The outcomes reflect a country significantly on edge. The number of Americans reporting stress and anxiety signs is three times the number at this exact same time in 2015, the CDC said.
The pandemic is a new kind of difficulty
” Previous occasions have had a start, middle, an end,” said Vaile Wright, senior director of health care development for the American Psychological Association. “People cant disconnect from this.”
Unlike events such as 9/11 or hurricanes, the coronavirus pandemic isnt simply something individuals see on the news, restricted to a particular time and location. Its all over, and it does not appear to have an end date.
” Nobody is unsusceptible to the tension of the pandemic,” Wright stated.
Add on the pressures of the economy, the increased analysis on racial oppression and the looming specter of the presidential election, and its hard for lots of to seem like things might turn out OK.
The emotional problem is falling more greatly on those who reported having been dealt with recently for mental or psychological issues, the CDC report specified. In specific, the stress is disproportionately falling on the young.
” Were consistently hearing that youths are having a hard time and having a hard time,” she stated.
There are ways to look for aid
On a private level, Wright noted that the main pillars of mental health consist of eating healthy, remaining active, getting enough sleep and maintaining social connections.
” Oftentimes when were in tension, its difficult to come up with a strategy,” she said. “Friends and household play that function.”
Figuring out healthy ways to interact socially essentially can require being deliberate. Passive thumbing through social networks or “doom scrolling” does not make up significant or supportive social interaction, Wright said.
She stated if youre on social media its much better to try to straight engage with or react to others. In specific, if somebody you understand or like stops appealing, that can be an indication that its time to reach out.
“You can say things like Im concerned about you, and ask if theyre eating, taking and sleeping care of themselves,” Wright said.
You can motivate them to look for expert aid from a therapist or counselor. That process is really now a little much easier during the pandemic, Wright described, mentioning APA data that 75% of psychological health suppliers have actually switched to telehealth.
“Providers are available, and we understand teletherapy to be efficient,” she said.
The National Action Alliance for Suicide Prevention recommends that those needing emotional assistance associated to Covid-19 ought to call the Disaster Distress Helpline (800-985-5990), or text TalkWithUs to 66746.
And if youre experiencing a self-destructive crisis, you can call the National Suicide Prevention Lifeline at 800-273-8255 or text the Crisis Text line by texting HOME to 741741 to get help.
Even if youre not in crisis, its essential to discover methods, albeit often virtually or physically distanced, Wright stated, to keep bonds with others and do what we can to support each other prior to somebody gets in into a crisis mode.
Numerous were doing that well in the spring as the nation entered into the pandemic, she felt.
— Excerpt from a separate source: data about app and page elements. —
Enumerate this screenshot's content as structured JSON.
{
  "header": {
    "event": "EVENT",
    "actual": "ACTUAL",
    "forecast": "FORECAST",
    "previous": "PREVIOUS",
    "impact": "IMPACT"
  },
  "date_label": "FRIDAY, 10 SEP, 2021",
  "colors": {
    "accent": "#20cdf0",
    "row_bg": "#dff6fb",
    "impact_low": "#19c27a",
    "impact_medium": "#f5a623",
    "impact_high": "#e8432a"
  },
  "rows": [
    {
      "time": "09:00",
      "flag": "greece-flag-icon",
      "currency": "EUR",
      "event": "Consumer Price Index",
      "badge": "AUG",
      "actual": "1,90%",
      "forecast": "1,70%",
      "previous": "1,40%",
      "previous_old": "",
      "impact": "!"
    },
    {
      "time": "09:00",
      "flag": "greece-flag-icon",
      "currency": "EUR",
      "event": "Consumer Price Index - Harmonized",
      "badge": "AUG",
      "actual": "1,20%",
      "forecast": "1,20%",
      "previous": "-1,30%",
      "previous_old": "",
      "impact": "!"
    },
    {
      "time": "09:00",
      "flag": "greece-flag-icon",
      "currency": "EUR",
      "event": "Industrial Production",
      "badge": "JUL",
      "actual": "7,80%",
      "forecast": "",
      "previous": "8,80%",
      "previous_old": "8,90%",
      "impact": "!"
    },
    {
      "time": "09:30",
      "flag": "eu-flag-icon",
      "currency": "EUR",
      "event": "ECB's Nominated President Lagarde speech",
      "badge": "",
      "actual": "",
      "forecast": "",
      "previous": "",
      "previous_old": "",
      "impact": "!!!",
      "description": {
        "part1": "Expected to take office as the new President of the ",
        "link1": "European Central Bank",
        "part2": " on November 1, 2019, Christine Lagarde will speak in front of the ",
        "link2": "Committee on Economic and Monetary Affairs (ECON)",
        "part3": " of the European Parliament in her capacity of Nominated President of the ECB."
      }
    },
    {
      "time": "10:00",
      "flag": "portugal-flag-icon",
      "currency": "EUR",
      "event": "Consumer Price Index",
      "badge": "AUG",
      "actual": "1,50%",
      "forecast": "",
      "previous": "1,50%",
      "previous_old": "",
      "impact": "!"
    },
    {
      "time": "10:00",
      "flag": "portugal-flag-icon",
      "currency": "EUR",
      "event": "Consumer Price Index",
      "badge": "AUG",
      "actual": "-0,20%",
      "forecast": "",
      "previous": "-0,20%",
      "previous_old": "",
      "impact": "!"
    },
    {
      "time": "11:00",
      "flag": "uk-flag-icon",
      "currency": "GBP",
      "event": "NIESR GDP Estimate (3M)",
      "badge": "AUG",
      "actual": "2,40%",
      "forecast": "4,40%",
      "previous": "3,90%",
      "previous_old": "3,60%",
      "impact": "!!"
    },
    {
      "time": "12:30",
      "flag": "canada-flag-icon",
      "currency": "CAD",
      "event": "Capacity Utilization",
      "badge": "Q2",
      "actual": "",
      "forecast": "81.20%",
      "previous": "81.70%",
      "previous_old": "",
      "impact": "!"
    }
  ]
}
And the nations psychological health now needs us to remember that exact same spirit.
“As a community, we require to collectively re-amp up,” Wright said.
However this worldwide crisis continues, and Americans are having problem getting used to the pressure of our brand-new truth.
New psychological data taken during the pandemic reveals the countrys psychological health is languishing, according to information reported today as part of the United States Centers for Disease Control and Preventions Morbidity and Mortality Weekly Report.
Suicidal ideation is up amongst young people since in 2015, with as numerous as one in 4 people ages 18 through 24 having actually seriously thought about suicide in the 30 days preceding the study, according to the report, in which researchers surveyed 5,412 grownups in the US in between June 24 and 30.
In the general United States population, the CDC reported that 11% of adults surveyed had seriously considered suicide in the previous 30 days prior to they finished the study. Among those determining as Hispanic or black, the numbers were worse: 19% of Hispanics reported suicidal ideation and 15% of Blacks reported suicidal ideas.